Why couldn’t you clean the marks off the wall instead of painting it?
It is very difficult to remove marks through cleaning the walls and doing so can often cause more damage. Although some very minor marks can be removed by wiping the wall gently with a damp cloth, the majority will not clean off. Rubbing the wall too hard in an attempt to remove marks will cause damage to the paintwork which often looks worse than the original mark and will need repainting anyway.
Why doesn’t blu-tac and nails in the walls count as fair wear and tear?
Blu-tac and nails are classed as avoidable damage and so do not class as fair wear and tear. Fair wear and tear is light damage such as scuffs in communal stairwells which accumulate over the period of the tenancy. Fair wear and tear is calculated based on the length of the tenancy and the type of occupant.
We have never used blu tac in the property, why have we been charged for repainting?
The inventory clerk will have examined the property at the point of constructing the original inventory. They will at this point have highlighted any areas that already have blu-tac marks, scuffs, nails, etc. If the clerk has highlighted that a wall that was unmarked on the inventory, now has marks at the end of the tenancy then they will highlight it as new damage that needs to be remedied at the tenants cost.

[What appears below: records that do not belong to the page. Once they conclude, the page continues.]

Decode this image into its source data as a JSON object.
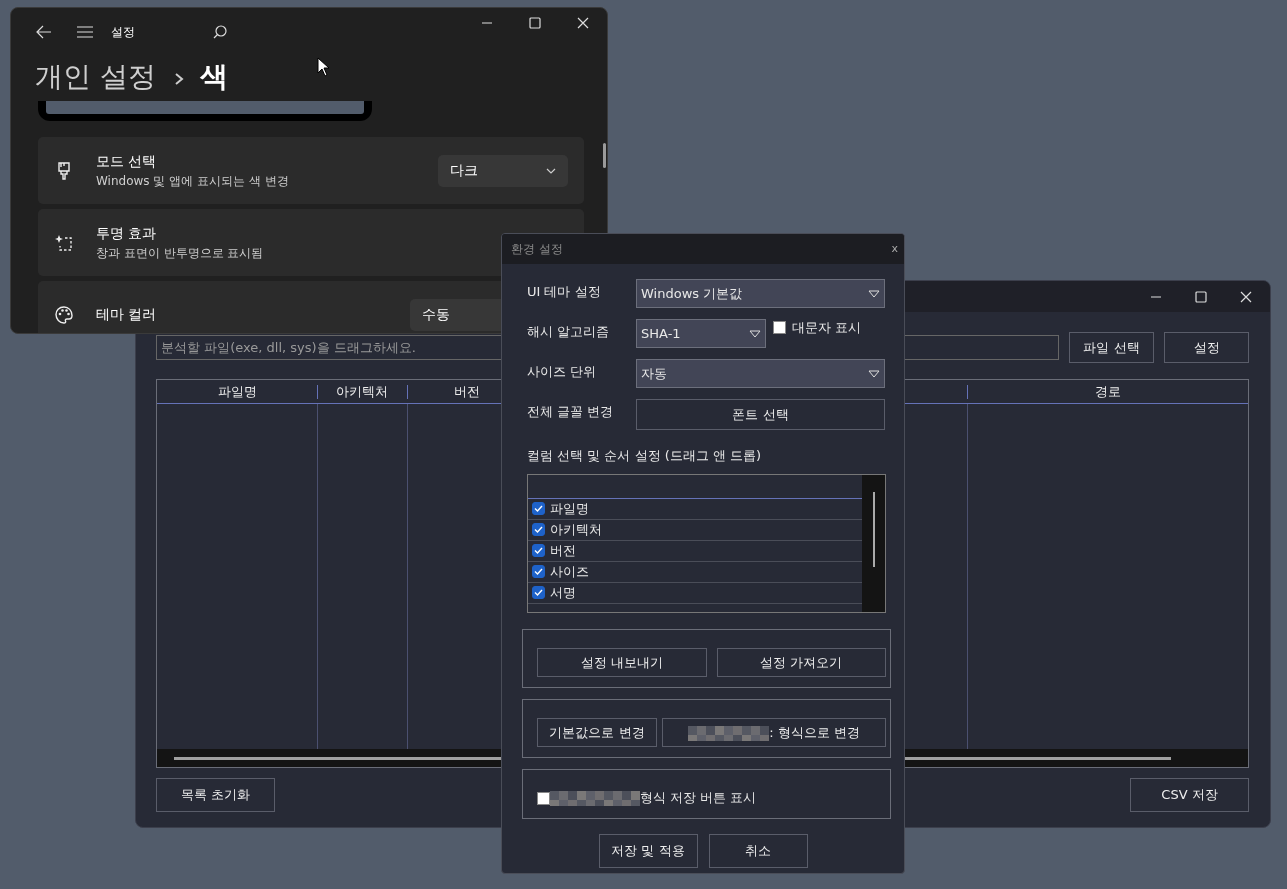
{
  "settings_window": {
    "title": "설정",
    "breadcrumb": [
      "개인 설정",
      "색"
    ],
    "rows": [
      {
        "title": "모드 선택",
        "subtitle": "Windows 및 앱에 표시되는 색 변경",
        "value": "다크"
      },
      {
        "title": "투명 효과",
        "subtitle": "창과 표면이 반투명으로 표시됨"
      },
      {
        "title": "테마 컬러",
        "value": "수동"
      }
    ]
  },
  "main_window": {
    "drop_field": {
      "placeholder": "분석할 파일(exe, dll, sys)을 드래그하세요."
    },
    "buttons": [
      "파일 선택",
      "설정"
    ],
    "table": {
      "columns": [
        "파일명",
        "아키텍처",
        "버전",
        "",
        "경로"
      ]
    },
    "footer_buttons": [
      "목록 초기화",
      "CSV 저장"
    ]
  },
  "dialog": {
    "title": "환경 설정",
    "close": "x",
    "fields": [
      {
        "label": "UI 테마 설정",
        "kind": "select",
        "value": "Windows 기본값"
      },
      {
        "label": "해시 알고리즘",
        "kind": "select",
        "value": "SHA-1",
        "checkbox": {
          "label": "대문자 표시",
          "checked": false
        }
      },
      {
        "label": "사이즈 단위",
        "kind": "select",
        "value": "자동"
      },
      {
        "label": "전체 글꼴 변경",
        "kind": "button",
        "value": "폰트 선택"
      }
    ],
    "columns_label": "컬럼 선택 및 순서 설정 (드래그 앤 드롭)",
    "column_items": [
      {
        "label": "파일명",
        "checked": true
      },
      {
        "label": "아키텍처",
        "checked": true
      },
      {
        "label": "버전",
        "checked": true
      },
      {
        "label": "사이즈",
        "checked": true
      },
      {
        "label": "서명",
        "checked": true
      }
    ],
    "groups": [
      {
        "kind": "buttons",
        "buttons": [
          {
            "label": "설정 내보내기",
            "redacted": false
          },
          {
            "label": "설정 가져오기",
            "redacted": false
          }
        ]
      },
      {
        "kind": "buttons",
        "buttons": [
          {
            "label": "기본값으로 변경",
            "redacted": false
          },
          {
            "label": ": 형식으로 변경",
            "redacted": true
          }
        ]
      },
      {
        "kind": "checkbox",
        "label": "형식 저장 버튼 표시",
        "checked": false,
        "redacted": true
      }
    ],
    "buttons": [
      "저장 및 적용",
      "취소"
    ]
  }
}
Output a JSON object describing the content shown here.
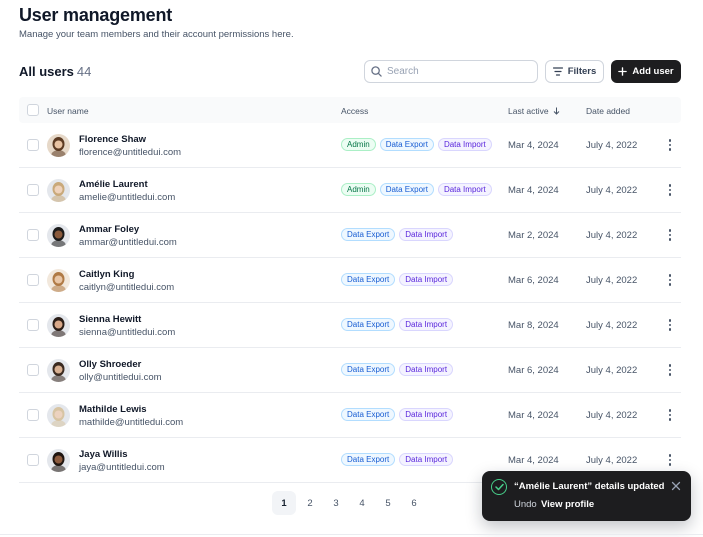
{
  "header": {
    "title": "User management",
    "subtitle": "Manage your team members and their account permissions here."
  },
  "toolbar": {
    "section_title": "All users",
    "user_count": "44",
    "search_placeholder": "Search",
    "filters_label": "Filters",
    "add_user_label": "Add user"
  },
  "table": {
    "columns": [
      "User name",
      "Access",
      "Last active",
      "Date added"
    ],
    "rows": [
      {
        "name": "Florence Shaw",
        "email": "florence@untitledui.com",
        "access": [
          "Admin",
          "Data Export",
          "Data Import"
        ],
        "last_active": "Mar 4, 2024",
        "date_added": "July 4, 2022",
        "avatar_bg": "#e6d8c8",
        "hair": "#5b3a22",
        "skin": "#e8c3a3"
      },
      {
        "name": "Amélie Laurent",
        "email": "amelie@untitledui.com",
        "access": [
          "Admin",
          "Data Export",
          "Data Import"
        ],
        "last_active": "Mar 4, 2024",
        "date_added": "July 4, 2022",
        "avatar_bg": "#e4e7ec",
        "hair": "#c9a97a",
        "skin": "#efd2bb"
      },
      {
        "name": "Ammar Foley",
        "email": "ammar@untitledui.com",
        "access": [
          "Data Export",
          "Data Import"
        ],
        "last_active": "Mar 2, 2024",
        "date_added": "July 4, 2022",
        "avatar_bg": "#e4e7ec",
        "hair": "#1b1b1b",
        "skin": "#8a5a3c"
      },
      {
        "name": "Caitlyn King",
        "email": "caitlyn@untitledui.com",
        "access": [
          "Data Export",
          "Data Import"
        ],
        "last_active": "Mar 6, 2024",
        "date_added": "July 4, 2022",
        "avatar_bg": "#f2e8dc",
        "hair": "#b07a45",
        "skin": "#e9c6a6"
      },
      {
        "name": "Sienna Hewitt",
        "email": "sienna@untitledui.com",
        "access": [
          "Data Export",
          "Data Import"
        ],
        "last_active": "Mar 8, 2024",
        "date_added": "July 4, 2022",
        "avatar_bg": "#e4e7ec",
        "hair": "#2b1e18",
        "skin": "#d9a98a"
      },
      {
        "name": "Olly Shroeder",
        "email": "olly@untitledui.com",
        "access": [
          "Data Export",
          "Data Import"
        ],
        "last_active": "Mar 6, 2024",
        "date_added": "July 4, 2022",
        "avatar_bg": "#e4e7ec",
        "hair": "#3a2a20",
        "skin": "#d8b092"
      },
      {
        "name": "Mathilde Lewis",
        "email": "mathilde@untitledui.com",
        "access": [
          "Data Export",
          "Data Import"
        ],
        "last_active": "Mar 4, 2024",
        "date_added": "July 4, 2022",
        "avatar_bg": "#e4e7ec",
        "hair": "#d7c4a3",
        "skin": "#ecd2bf"
      },
      {
        "name": "Jaya Willis",
        "email": "jaya@untitledui.com",
        "access": [
          "Data Export",
          "Data Import"
        ],
        "last_active": "Mar 4, 2024",
        "date_added": "July 4, 2022",
        "avatar_bg": "#e4e7ec",
        "hair": "#1f1510",
        "skin": "#8c5b3e"
      }
    ]
  },
  "pagination": {
    "pages": [
      "1",
      "2",
      "3",
      "4",
      "5",
      "6"
    ],
    "current": "1"
  },
  "toast": {
    "message": "“Amélie Laurent” details updated",
    "undo_label": "Undo",
    "view_label": "View profile"
  },
  "colors": {
    "primary_button": "#1d1d1f",
    "admin_tag": "#067647",
    "export_tag": "#175cd3",
    "import_tag": "#5925dc",
    "toast_success": "#47cd89"
  }
}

Why don’t grease marks count as fair wear and tear? Shouldn’t the landlord have provided a headboard?
Grease marks are not classed as fair wear and tear as it is avoidable damage. The landlord is not obliged to provide headboards and it is the responsibility of the tenant to either ensure they are not marking the walls with grease or that they make good any grease marks prior to checkout by repainting the wall.
Am I able to see an invoice with the works carried out as proof?
Of course! If you wish to see an invoice of works then our finance team can provide this. In most instances, an invoice will be available. However if the landlord has decided to only charge an apportionment charge for damage, then works will not have been carried out and therefore no invoice will be available.
I spilled paint on the carpet/burnt the carpet, why am I being charged for this when the landlord hasn’t replaced the whole carpet?
It would be excessive for the landlord to replace a whole carpet due to a small number of burn marks. Therefore, every time a tenant contributed to the damage of a carpet the landlord should only charge an apportionment charge for that specific damage. Once the carpet is so badly damaged through numerous damages, over various tenancies, he will then pay for the replacement himself, having received various contributions over the years.
The lightbulb was working when I moved out but the photo shows it isn’t?
Lightbulbs can stop working at any time. Unfortunately, we do have instances where lightbulbs that were working one day, are not working the next day. The condition of the property is relayed at the official checkout, so any bulbs that are not working at this time will need to be replaced at the tenants cost, provided they were stated as working when the original inventory was constructed.
£6 to change a lightbulb seems a bit pricey, you can buy lightbulbs for less than that?
Like all contractor charges, there is an element of labour involved. Not only to fit the light bulb but to make the trip to buy the bulb needed. To avoid this cost for labour, it is advised that you always replace all non-working bulbs prior to your check-out.